Perhaps the dated rom-com framework could be massaged into relevance if the film had even a shred of self-awareness, but Marry Me is an absolutely earnest feel-good product, its every moment assembled on an old-school Hollywood conveyor belt. So entirely retrograde is this concept – the bone-headed misunderstanding of the century results in the world’s biggest pop star marrying a mild-mannered nobody – that I could swear it was directed by Garry Marshall, except for the fact that he’s dead.
Jennifer Lopez, the film’s top-billed star, once specialized in this sort of sickeningly sweet romantic spectacle, but the core of that run was almost two decades ago. This screenplay seems to have been pieced together from the scraps of that era, the exhumed appendages of The Wedding Planner and Maid in Manhattan cobbled into a Frankenstein and unleashed on an unsuspecting modern audience. Not to imply that society has evolved in the ensuing years, because, quite demonstrably, it hasn’t. However, we may have become too cynical to accept a premise this stone-cold silly.
To be fair, the movie itself is fueled by its own cynical ambition, since its primary function is to serve as a feature-length marketing tool for its soundtrack, which is essentially J-Lo’s latest album (its secondary function is to serve as an extended Vitamix commercial, but that’s another discussion). As each subsequent song plays out in its entirety, like a musical without any proper context, we become increasingly impatient awaiting the forthcoming narrative misunderstandings that will unnecessarily delay the inevitable happy ending.
In between the extended music videos, Lopez plays Kat Valdez, pop star extraordinaire, whose lavish concert performances would be hilarious if only the film understood the concept of satire. A ridiculous little number titled “Church,” in which Kat dons a skimpy cross-shaped bodysuit and her back-up dancers dress as nuns, feels like an idea The Lonely Island rejected as too on-the-nose. When Kat discovers, mid-concert, that her pretty boy fiancé is cheating on her, she looks out into the crowd and spots a random dude holding a “Marry Me” sign. She then says, “yes, I will marry you” to the random dude, and then they get married on stage. Movies, now more than ever!

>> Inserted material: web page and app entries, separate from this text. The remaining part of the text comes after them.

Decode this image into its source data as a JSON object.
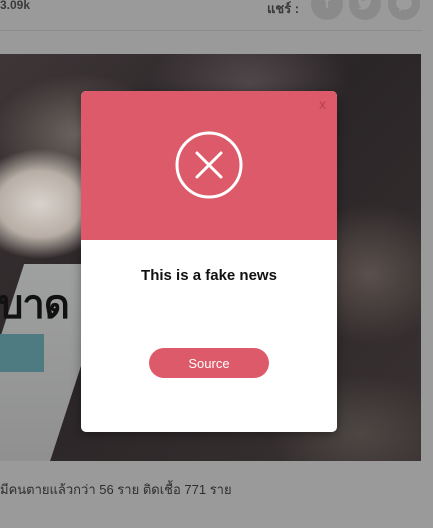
{
  "page": {
    "view_count": "3.09k",
    "share_label": "แชร์ :",
    "share_buttons": [
      {
        "network": "facebook",
        "icon": "facebook-icon",
        "glyph": "f"
      },
      {
        "network": "twitter",
        "icon": "twitter-icon",
        "glyph": ""
      },
      {
        "network": "line",
        "icon": "line-icon",
        "glyph": "LINE"
      }
    ],
    "image_headline": "บาด",
    "caption": "มีคนตายแล้วกว่า 56 ราย ติดเชื้อ 771 ราย"
  },
  "modal": {
    "close_label": "x",
    "status_icon": "x-circle-icon",
    "message": "This is a fake news",
    "source_button": "Source",
    "accent_color": "#dc5a69"
  }
}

Owen Wilson plays the random dude, a humble single dad who teaches math and is the general antithesis of narcissistic celebrity. His daughter is a Kat Valdez superfan, which means Kat will become the ultimate stepmom. What starts as a convenient arrangement for PR purposes soon blooms into true love – and after he invites her to a school formal and she teaches his math club memorization via the magic of dance, how could it not?
Clearly, Marry Me is a relic of the Before Times. Perhaps, had it been released in a world not jaded by two years of incessant death, it might’ve been more tolerable. It certainly would’ve been a modest hit, instead of being sent to the graveyard of current-state theatrical distribution. Oddly enough, Lopez and Wilson seem to be having a good time, and at the thought of the paychecks they earned for having that good time, I must tip my hat.